Skip to main content

Putting On a Particle Play

August 18, 2023
an AI-generated artistic image showing swirling quantum particles on a circular stage lit by lights from above

Ions and photons team up to play paraparticles in a production powered by quantum simulation. (Credit: Midjourney/Genkina/JQI)

Listen to Putting On a Particle Play

Relatively Certain Podcast thumbnail

Relatively Certain Podcast

Hear the latest news about everything from quantum computers to astrophysics, all straight from scientists at the University of Maryland.

See all our episodes on Apple Podcasts

Back in the 1950s, theoretical physicists postulated that the kinds of particles we actually see in nature are just the tip of the iceberg. Many other types of particles with weird properties, which they termed paraparticles, were popping out of the math as theoretical possibilities. But as physicists discovered more about the fundamental particles seen in nature, they found no evidence for paraparticles.

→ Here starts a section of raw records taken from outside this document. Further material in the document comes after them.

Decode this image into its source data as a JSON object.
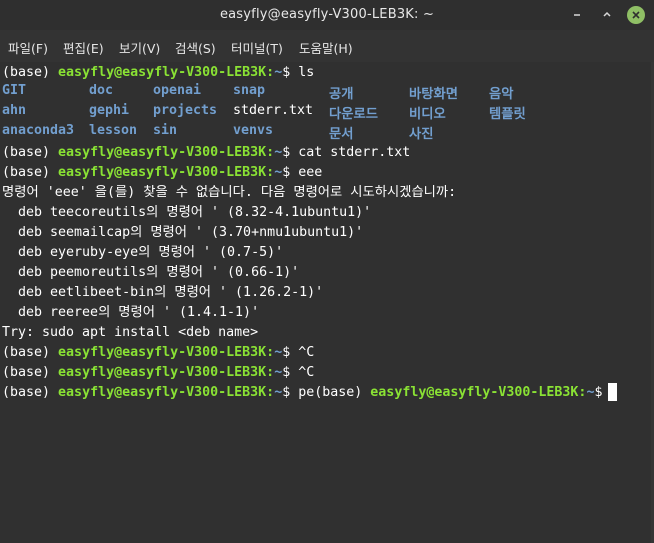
{
  "window": {
    "title": "easyfly@easyfly-V300-LEB3K: ~"
  },
  "menu": [
    "파일(F)",
    "편집(E)",
    "보기(V)",
    "검색(S)",
    "터미널(T)",
    "도움말(H)"
  ],
  "prompt": {
    "env": "(base) ",
    "userhost": "easyfly@easyfly-V300-LEB3K:",
    "path": "~",
    "symbol": "$ "
  },
  "commands": {
    "c1": "ls",
    "c2": "cat stderr.txt",
    "c3": "eee",
    "c4": "^C",
    "c5": "^C",
    "c6_prefix": "pe"
  },
  "ls": {
    "row1": [
      "GIT",
      "doc",
      "openai",
      "snap",
      "공개",
      "바탕화면",
      "음악"
    ],
    "row2": [
      "ahn",
      "gephi",
      "projects",
      "stderr.txt",
      "다운로드",
      "비디오",
      "템플릿"
    ],
    "row3": [
      "anaconda3",
      "lesson",
      "sin",
      "venvs",
      "문서",
      "사진"
    ]
  },
  "output": {
    "not_found": "명령어 'eee' 을(를) 찾을 수 없습니다. 다음 명령어로 시도하시겠습니까:",
    "suggestions": [
      "  deb teecoreutils의 명령어 ' (8.32-4.1ubuntu1)'",
      "  deb seemailcap의 명령어 ' (3.70+nmu1ubuntu1)'",
      "  deb eyeruby-eye의 명령어 ' (0.7-5)'",
      "  deb peemoreutils의 명령어 ' (0.66-1)'",
      "  deb eetlibeet-bin의 명령어 ' (1.26.2-1)'",
      "  deb reeree의 명령어 ' (1.4.1-1)'"
    ],
    "try": "Try: sudo apt install <deb name>"
  },
  "colors": {
    "background": "#303030",
    "prompt_userhost": "#8ae234",
    "directory": "#729fcf",
    "text": "#ffffff",
    "close_button": "#8fbf65"
  },
  "icons": [
    "minimize-icon",
    "maximize-icon",
    "close-icon"
  ]
}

In 2016 Cinthia Alderete, then a graduate student in theoretical physics, discovered a way to simulate paraparticles in which ions and light come together to put on a paraparticle play. To direct this dramatic reenactment, Alderete made the switch from theory to experiment and moved from Mexico to the United States, collaborating with the group of Norbert Linke, a member of the NSF Quantum Leap Challenge Institute for Robust Quantum Simulation and a former Fellow of the Joint Quantum Institute. Together, they brought to life an obscure theoretical curiosity from the past.

We mentioned several papers in the episode. Alderete, Linke and their collaborators have posted two papers to the arXiv preprint server titled "Experimental realization of para-particle oscillators" and "Para-particle oscillator simulations on a trapped ion quantum computer." The older paper quoted in the story, which complained about the disagreeableness of paraparticles, is "Quantum Mechanics of Paraparticles."

This episode of Relatively Certain was produced by Dina Genkina, Chris Cesare, and Emily Edwards. Music featured in this episode includes Picturebook by Dave Depper, Blue Lolo by Fignomo, and Couch Potato by Kathrin Klimek. Relatively Certain is a production of the Joint Quantum Institute, a research partnership between the University of Maryland and the National Institute of Standards and Technology, and you can find it on iTunes and Google Play.



  • Profile photo of Robert Linke

    Norbert Linke

    Adjunct Assistant Professor